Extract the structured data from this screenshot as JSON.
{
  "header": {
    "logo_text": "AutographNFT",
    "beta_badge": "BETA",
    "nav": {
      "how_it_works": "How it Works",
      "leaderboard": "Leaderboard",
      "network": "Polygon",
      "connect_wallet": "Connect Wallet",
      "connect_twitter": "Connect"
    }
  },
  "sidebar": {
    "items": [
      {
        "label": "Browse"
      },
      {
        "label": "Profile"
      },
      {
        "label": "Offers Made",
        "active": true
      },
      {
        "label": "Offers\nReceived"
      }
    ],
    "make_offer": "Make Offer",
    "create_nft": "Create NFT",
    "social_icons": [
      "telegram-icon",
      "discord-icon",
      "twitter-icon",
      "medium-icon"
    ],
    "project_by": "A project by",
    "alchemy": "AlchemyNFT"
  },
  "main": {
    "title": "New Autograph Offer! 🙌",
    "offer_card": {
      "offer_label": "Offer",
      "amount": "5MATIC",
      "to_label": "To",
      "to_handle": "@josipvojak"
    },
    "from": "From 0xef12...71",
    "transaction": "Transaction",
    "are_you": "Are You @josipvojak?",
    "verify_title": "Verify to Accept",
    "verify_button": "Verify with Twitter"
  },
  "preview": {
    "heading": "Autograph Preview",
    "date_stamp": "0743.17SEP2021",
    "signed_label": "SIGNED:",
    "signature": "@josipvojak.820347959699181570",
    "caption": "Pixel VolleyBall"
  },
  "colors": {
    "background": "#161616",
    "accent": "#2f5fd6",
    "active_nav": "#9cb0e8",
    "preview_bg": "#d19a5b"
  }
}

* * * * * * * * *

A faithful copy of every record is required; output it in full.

Extract the structured data from this screenshot as JSON.
{
  "header": {
    "logo_text": "AutographNFT",
    "beta_badge": "BETA",
    "nav": {
      "how_it_works": "How it Works",
      "leaderboard": "Leaderboard",
      "network": "Polygon",
      "connect_wallet": "Connect Wallet",
      "connect_twitter": "Connect"
    }
  },
  "sidebar": {
    "items": [
      {
        "label": "Browse"
      },
      {
        "label": "Profile"
      },
      {
        "label": "Offers Made",
        "active": true
      },
      {
        "label": "Offers\nReceived"
      }
    ],
    "make_offer": "Make Offer",
    "create_nft": "Create NFT",
    "social_icons": [
      "telegram-icon",
      "discord-icon",
      "twitter-icon",
      "medium-icon"
    ],
    "project_by": "A project by",
    "alchemy": "AlchemyNFT"
  },
  "main": {
    "title": "New Autograph Offer! 🙌",
    "offer_card": {
      "offer_label": "Offer",
      "amount": "5MATIC",
      "to_label": "To",
      "to_handle": "@josipvojak"
    },
    "from": "From 0xef12...71",
    "transaction": "Transaction",
    "are_you": "Are You @josipvojak?",
    "verify_title": "Verify to Accept",
    "verify_button": "Verify with Twitter"
  },
  "preview": {
    "heading": "Autograph Preview",
    "date_stamp": "0743.17SEP2021",
    "signed_label": "SIGNED:",
    "signature": "@josipvojak.820347959699181570",
    "caption": "Pixel VolleyBall"
  },
  "colors": {
    "background": "#161616",
    "accent": "#2f5fd6",
    "active_nav": "#9cb0e8",
    "preview_bg": "#d19a5b"
  }
}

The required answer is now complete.